Larger tablet computers are not always easy to use in handheld configurations. Gaze input and especially gaze gestures provide an alternative input technology in such situations. We investigated the task performance and user experience in gaze gesture use when haptic feedback was provided either to fingers touching the tablet or behind the ears through the eyeglass frame. The participant’s task was to look at a display and complete simple two-stroke gaze gestures consisting of either one, two, or three repetitions. The results showed that the participants found feedback on both body locations to be equally pleasant and preferred haptic feedback to no feedback. Also, the participants favored feedback that was spatially congruent with gaze movement.
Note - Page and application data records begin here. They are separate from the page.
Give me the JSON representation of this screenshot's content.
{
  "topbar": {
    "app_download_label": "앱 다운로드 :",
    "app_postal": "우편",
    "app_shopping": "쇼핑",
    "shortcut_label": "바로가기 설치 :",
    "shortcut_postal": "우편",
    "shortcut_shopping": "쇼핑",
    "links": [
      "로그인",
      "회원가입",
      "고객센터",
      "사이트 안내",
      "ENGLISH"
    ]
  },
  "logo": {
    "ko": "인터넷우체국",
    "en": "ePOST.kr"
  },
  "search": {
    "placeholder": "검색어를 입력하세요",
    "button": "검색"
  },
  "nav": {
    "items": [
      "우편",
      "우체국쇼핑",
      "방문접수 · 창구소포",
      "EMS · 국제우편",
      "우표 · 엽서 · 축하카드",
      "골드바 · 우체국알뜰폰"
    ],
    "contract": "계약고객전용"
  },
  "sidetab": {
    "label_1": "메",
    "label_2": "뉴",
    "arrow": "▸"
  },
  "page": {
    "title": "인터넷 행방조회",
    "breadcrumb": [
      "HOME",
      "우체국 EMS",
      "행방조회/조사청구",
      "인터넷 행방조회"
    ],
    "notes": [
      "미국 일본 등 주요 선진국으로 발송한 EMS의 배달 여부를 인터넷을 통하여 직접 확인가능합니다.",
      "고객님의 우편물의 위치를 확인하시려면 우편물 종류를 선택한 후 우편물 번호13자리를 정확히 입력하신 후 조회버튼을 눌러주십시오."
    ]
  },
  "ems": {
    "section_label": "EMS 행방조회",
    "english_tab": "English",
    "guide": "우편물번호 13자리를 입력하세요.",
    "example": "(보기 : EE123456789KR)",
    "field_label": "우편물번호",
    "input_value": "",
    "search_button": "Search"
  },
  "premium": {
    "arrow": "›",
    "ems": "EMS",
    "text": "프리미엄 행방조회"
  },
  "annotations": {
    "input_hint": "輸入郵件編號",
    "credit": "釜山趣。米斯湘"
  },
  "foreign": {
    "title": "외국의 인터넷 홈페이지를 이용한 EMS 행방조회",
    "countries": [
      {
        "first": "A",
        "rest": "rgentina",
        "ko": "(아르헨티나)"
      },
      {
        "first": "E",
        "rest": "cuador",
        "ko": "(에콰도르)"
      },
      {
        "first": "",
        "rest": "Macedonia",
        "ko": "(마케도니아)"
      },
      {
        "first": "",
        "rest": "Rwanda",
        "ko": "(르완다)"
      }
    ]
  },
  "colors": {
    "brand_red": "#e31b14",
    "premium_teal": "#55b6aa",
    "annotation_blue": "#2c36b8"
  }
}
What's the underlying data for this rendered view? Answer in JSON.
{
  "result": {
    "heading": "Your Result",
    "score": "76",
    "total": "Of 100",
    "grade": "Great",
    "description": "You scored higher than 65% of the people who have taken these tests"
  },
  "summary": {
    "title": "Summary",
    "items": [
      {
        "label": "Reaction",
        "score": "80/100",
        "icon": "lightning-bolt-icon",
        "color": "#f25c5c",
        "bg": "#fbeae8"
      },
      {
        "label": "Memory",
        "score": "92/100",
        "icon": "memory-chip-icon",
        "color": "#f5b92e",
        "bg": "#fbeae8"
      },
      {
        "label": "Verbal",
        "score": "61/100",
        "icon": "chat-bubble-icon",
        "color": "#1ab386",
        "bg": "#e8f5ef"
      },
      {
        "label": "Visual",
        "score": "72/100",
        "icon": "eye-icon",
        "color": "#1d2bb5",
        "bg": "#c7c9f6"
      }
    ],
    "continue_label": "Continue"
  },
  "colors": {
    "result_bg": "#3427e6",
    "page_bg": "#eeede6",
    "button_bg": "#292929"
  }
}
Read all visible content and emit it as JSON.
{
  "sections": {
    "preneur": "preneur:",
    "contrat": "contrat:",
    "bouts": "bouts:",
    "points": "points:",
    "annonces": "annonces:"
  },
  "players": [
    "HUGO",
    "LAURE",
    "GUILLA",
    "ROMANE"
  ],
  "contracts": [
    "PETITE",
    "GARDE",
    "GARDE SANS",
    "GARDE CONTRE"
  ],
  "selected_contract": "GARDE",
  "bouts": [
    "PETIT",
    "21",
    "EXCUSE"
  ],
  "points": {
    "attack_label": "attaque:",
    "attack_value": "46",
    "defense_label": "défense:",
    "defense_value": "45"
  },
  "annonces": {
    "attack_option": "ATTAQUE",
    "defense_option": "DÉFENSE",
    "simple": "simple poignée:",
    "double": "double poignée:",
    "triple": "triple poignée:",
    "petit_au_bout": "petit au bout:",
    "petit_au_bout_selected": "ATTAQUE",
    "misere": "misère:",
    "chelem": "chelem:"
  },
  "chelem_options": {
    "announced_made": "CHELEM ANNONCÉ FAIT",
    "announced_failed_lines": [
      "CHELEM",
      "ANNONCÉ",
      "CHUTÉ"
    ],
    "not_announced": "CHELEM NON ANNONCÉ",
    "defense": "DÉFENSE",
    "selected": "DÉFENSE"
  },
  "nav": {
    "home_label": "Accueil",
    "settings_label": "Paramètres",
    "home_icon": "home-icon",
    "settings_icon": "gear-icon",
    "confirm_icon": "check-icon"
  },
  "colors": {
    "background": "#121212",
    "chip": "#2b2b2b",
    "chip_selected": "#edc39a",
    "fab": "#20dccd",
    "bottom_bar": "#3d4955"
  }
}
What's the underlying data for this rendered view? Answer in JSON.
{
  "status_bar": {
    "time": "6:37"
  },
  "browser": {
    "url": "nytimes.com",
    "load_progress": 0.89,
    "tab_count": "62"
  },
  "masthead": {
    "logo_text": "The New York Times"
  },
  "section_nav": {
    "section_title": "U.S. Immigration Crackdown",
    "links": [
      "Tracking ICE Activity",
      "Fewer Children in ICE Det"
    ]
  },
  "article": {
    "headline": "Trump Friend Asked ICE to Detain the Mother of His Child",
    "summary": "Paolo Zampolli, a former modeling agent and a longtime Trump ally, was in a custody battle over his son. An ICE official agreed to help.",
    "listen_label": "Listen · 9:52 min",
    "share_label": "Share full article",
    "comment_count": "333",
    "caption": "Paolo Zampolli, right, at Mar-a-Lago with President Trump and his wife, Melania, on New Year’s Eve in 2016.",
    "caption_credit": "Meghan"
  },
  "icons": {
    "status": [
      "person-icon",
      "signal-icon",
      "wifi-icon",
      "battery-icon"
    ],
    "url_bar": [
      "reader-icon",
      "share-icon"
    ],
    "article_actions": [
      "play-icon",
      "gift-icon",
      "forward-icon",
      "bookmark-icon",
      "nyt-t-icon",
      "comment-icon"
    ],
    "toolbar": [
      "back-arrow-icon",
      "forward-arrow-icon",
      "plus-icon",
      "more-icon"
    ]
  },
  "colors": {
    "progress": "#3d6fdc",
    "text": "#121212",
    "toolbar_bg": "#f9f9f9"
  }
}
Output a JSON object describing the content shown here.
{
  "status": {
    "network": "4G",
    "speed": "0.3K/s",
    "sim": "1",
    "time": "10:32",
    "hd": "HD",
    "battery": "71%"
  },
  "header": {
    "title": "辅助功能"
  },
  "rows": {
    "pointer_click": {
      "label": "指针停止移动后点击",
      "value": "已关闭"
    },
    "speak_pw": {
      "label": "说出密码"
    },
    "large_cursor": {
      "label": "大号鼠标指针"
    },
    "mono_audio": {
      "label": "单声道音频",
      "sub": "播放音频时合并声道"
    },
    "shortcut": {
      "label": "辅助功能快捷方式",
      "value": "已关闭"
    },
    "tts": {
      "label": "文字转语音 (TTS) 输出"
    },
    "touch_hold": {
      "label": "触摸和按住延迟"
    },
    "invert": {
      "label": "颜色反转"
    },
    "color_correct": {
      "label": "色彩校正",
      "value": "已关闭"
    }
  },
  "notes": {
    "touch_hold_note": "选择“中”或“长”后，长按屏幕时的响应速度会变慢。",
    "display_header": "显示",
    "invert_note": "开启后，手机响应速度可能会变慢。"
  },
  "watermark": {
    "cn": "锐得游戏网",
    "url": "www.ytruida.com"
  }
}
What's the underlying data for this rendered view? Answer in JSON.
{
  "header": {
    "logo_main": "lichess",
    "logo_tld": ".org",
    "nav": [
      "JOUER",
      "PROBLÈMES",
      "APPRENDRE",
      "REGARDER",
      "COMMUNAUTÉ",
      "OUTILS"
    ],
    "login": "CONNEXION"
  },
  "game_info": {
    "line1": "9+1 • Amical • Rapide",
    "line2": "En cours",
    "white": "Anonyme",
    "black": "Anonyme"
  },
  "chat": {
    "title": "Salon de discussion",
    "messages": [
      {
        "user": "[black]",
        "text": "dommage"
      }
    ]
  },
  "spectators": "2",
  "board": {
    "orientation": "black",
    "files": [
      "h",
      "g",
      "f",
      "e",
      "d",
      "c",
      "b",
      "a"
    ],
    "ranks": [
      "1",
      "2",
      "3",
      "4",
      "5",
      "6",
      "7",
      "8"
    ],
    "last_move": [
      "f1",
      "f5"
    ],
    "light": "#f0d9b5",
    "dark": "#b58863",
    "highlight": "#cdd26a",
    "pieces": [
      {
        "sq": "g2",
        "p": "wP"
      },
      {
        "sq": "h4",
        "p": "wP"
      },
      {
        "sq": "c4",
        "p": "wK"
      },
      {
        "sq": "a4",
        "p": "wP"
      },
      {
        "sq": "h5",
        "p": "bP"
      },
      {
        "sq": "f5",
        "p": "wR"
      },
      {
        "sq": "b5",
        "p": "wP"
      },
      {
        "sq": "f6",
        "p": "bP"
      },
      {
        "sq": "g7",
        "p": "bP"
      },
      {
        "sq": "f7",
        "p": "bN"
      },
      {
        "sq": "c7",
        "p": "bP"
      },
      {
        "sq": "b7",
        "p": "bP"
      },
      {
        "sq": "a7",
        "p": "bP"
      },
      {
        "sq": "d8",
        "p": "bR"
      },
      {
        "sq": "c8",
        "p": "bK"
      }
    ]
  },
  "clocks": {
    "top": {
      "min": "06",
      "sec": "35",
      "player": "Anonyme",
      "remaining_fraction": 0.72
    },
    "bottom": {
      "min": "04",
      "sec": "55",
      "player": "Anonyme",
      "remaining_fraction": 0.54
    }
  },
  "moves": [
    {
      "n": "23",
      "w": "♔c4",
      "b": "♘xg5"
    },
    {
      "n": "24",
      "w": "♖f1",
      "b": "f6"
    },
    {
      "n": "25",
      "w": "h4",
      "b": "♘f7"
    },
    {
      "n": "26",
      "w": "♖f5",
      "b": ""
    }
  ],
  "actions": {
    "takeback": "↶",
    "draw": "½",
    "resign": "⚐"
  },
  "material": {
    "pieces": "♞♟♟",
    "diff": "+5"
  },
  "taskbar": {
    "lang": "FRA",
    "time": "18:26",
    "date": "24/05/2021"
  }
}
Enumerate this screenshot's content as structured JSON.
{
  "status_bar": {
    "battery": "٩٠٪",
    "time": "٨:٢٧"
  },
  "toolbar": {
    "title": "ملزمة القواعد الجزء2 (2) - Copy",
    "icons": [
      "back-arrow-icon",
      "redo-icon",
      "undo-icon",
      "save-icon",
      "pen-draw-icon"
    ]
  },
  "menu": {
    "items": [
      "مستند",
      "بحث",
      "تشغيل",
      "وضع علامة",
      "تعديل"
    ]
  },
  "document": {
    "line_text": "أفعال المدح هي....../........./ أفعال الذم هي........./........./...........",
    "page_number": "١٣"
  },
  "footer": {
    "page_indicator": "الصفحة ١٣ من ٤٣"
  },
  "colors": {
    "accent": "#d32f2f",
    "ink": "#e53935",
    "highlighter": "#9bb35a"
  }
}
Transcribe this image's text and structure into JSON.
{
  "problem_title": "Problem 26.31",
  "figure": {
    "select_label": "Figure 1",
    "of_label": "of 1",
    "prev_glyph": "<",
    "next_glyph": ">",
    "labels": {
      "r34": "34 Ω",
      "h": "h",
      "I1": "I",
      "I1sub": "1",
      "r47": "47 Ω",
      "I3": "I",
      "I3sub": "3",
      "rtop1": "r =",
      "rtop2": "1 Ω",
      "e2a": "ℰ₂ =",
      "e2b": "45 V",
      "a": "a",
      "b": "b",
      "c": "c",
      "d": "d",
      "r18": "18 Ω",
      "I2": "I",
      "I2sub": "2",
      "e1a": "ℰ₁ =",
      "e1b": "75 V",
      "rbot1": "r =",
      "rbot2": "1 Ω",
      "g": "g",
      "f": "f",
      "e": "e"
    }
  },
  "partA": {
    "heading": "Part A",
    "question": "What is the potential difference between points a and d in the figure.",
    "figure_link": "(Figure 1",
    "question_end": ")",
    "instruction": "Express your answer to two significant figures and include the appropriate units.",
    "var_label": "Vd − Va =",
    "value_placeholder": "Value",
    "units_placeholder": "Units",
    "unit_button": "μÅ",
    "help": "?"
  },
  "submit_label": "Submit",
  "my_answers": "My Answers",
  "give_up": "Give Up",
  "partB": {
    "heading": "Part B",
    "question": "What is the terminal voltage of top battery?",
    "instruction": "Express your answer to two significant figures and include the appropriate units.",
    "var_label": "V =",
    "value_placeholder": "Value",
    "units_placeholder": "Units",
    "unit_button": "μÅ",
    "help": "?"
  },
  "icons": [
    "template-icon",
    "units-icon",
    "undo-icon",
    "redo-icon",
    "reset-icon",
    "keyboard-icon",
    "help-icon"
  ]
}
Modern interaction techniques like non-intrusive gestures provide means for interacting with distant displays and smart objects without touching them. We were interested in the effects of feedback modality (auditory, haptic or visual) and its combined effect with input modality on user performance and experience in such interactions. Therefore, we conducted two exploratory experiments where numbers were entered, either by gaze or hand, using gestures composed of four stroke elements (up, down, left and right). In Experiment 1, a simple feedback was given on each stroke during the motor action of gesturing: an audible click, a haptic tap or a visual flash. In Experiment 2, a semantic feedback was given on the final gesture: the executed number was spoken, coded by haptic taps or shown as text. With simultaneous simple feedback in Experiment 1, performance with hand input was slower but more accurate than with gaze input. With semantic feedback in Experiment 2, however, hand input was only slower. Effects of feedback modality were of minor importance; nevertheless, semantic haptic feedback in Experiment 2 showed to be useless at least without extensive training. Error patterns differed between both input modes, but again not dependent on feedback modality. Taken together, the results show that in designing gestural systems, choosing a feedback modality can be given a low priority; it can be chosen according to the task, context and user preferences.